July 23 2010
Eyebrow-Raising Education Rankings in California
Vicki E. Alger, Ph.D
"California's public-education establishment continually argues that the state ranks near the bottom in funding K-12 education. A just-released study by the U.S. Census Bureau pokes a giant hole in these claims," writes the Pacific Research Institute's Lance T. Izumi in the Orange County Register.
At $9,863 in current per-pupil spending, California ranks 23rd according the Census Bureau (see pp. xiii and 11). Current spending consists mainly of staff salaries and benefits, plus administration costs but excludes spending on capital, construction, and debt. When these politically sensitive figures are included California's per-pupil spending jumps to $11,649, or 21st nationally (see p. 11).
Various special interest groups recently filed suit against the state for inadequate funding, citing spending rankings published by the National Education Association. However, even the California Department of Education presents several year's worth of NEA California per-pupil expenditure rankings on its Web site, and the state is consistently around the middle of the pack-not at the bottom (scroll down to "Effort: Per-Pupil Expenditures"). Here are some other Census Bureau rankings California special-interests groups likely won't cite in their lawsuit (see p. 11):
10th in federal revenue, $1,168 per pupil
11th in state revenue, $6,978 per pupil
13th in school administration spending, $655 per pupil
Or what about these statistics from the U.S. Department of Education.
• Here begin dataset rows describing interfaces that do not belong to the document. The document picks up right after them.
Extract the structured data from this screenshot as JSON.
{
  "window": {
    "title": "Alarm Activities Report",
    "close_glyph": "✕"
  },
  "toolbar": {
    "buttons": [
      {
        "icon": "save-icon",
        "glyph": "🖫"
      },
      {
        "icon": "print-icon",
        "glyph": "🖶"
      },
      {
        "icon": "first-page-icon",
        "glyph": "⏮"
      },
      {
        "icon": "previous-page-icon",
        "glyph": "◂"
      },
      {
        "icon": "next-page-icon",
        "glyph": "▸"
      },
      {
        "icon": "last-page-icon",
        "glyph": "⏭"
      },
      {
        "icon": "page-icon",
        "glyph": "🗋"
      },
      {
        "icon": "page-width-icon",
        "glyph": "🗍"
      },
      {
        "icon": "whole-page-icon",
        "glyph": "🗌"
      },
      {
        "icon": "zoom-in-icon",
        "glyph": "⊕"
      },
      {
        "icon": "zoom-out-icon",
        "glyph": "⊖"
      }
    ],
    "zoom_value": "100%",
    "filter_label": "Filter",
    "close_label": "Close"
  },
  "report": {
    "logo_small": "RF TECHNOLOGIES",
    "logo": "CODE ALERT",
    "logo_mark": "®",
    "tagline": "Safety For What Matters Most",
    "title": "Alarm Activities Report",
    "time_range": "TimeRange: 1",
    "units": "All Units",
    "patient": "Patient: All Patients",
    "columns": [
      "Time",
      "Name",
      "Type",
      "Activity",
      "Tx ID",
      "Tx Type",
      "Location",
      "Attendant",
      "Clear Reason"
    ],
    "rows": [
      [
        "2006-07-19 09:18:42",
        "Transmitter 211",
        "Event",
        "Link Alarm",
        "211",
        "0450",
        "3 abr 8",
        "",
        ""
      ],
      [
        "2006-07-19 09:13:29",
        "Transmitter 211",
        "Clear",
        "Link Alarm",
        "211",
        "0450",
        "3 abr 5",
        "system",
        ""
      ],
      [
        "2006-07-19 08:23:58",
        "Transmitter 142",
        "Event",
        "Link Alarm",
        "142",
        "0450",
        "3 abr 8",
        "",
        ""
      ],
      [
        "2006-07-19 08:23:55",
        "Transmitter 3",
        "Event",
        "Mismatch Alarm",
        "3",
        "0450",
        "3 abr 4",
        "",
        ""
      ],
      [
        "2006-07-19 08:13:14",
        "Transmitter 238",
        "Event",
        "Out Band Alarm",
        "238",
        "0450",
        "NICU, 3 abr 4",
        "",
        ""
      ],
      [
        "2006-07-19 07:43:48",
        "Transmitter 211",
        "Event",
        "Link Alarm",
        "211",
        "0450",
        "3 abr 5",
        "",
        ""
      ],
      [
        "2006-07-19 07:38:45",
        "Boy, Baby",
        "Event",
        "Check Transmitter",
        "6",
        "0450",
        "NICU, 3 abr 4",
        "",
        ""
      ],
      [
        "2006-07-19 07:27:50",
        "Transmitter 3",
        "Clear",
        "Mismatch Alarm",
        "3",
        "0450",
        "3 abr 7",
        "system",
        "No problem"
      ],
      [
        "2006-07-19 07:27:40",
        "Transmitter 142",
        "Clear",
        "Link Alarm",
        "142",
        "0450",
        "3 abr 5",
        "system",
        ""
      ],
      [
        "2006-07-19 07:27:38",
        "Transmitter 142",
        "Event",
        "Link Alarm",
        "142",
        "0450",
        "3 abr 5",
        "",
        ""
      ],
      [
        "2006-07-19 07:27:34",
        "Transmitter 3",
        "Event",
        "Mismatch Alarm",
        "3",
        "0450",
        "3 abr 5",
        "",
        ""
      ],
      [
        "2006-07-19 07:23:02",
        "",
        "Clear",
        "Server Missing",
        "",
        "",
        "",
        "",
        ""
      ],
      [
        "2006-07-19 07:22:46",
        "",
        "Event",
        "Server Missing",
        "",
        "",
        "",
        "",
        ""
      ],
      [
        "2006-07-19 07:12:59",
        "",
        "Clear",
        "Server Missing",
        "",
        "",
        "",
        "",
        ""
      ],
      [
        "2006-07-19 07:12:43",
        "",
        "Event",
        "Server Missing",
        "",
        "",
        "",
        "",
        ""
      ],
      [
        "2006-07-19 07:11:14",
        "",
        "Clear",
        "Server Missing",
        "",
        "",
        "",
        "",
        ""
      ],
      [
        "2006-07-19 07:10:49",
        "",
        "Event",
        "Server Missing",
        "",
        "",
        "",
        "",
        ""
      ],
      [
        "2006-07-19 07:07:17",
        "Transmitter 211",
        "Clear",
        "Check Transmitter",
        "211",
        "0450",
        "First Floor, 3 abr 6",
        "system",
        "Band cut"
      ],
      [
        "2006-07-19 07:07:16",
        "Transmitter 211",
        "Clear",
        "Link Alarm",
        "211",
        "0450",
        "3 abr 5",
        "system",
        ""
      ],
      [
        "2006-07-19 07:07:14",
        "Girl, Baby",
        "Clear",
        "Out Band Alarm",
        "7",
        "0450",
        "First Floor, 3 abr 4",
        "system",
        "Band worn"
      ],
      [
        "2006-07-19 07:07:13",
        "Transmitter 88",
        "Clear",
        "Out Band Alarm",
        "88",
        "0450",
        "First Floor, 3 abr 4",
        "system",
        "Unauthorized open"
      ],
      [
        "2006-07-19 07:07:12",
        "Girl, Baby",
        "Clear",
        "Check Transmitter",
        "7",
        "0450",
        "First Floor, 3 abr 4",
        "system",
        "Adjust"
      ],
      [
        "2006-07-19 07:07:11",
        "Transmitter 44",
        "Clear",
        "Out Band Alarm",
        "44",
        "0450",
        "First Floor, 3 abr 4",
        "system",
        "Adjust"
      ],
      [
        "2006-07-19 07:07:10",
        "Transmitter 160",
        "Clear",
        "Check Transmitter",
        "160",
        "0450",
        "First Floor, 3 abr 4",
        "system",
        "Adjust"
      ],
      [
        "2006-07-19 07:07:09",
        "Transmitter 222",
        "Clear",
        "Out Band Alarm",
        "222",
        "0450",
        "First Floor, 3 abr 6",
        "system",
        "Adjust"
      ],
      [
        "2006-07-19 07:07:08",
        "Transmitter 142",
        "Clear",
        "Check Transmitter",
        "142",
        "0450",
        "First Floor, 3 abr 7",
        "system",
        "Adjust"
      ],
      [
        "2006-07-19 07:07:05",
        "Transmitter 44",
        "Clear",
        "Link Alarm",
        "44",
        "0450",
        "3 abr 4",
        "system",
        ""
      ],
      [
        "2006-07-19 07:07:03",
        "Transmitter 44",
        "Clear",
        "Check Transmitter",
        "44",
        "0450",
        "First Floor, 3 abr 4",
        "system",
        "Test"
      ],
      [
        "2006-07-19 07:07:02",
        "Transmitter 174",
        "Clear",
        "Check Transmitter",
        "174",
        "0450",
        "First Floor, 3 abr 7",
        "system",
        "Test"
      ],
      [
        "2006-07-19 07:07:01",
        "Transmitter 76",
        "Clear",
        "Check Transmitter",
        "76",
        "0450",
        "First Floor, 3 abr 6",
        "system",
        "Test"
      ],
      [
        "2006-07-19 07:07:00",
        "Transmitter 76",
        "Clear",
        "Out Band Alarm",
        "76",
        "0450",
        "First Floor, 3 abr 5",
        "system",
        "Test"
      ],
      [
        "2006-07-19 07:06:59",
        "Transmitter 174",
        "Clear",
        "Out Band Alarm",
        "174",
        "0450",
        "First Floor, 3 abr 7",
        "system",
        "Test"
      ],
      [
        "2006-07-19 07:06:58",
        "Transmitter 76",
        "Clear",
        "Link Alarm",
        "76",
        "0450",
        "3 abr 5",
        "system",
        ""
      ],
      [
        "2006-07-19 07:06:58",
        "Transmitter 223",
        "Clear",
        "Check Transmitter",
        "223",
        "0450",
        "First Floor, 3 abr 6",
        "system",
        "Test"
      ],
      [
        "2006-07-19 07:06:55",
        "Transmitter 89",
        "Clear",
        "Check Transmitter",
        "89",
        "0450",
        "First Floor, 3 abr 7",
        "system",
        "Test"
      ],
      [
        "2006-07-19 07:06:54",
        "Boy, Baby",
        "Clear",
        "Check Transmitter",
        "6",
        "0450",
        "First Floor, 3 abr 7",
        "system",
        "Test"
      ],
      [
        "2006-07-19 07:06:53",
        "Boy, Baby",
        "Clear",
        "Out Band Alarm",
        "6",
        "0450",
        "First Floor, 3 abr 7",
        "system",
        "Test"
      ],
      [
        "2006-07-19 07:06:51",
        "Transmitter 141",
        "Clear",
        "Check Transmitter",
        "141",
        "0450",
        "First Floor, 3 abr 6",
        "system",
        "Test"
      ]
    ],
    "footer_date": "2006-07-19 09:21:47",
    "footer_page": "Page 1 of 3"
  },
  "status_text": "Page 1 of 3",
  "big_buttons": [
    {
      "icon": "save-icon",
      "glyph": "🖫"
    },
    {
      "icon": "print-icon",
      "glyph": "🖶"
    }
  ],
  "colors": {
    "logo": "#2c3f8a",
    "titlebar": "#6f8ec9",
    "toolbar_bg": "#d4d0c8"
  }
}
On the National Assessment of Educational Progress (NAEP), also known as the Nation's Report Card, California ranked:
47th for fourth-grade reading
45th for fourth-grade math
49th for eighth-grade reading
48th for eighth -grade math
The real trouble with California is that its spending priorities are out of whack. "When Californians hear complaints that virtually all states spend more than California on public education," says Izumi, "they should bear in mind that it's not how much states spend but how tax dollars are spent that counts."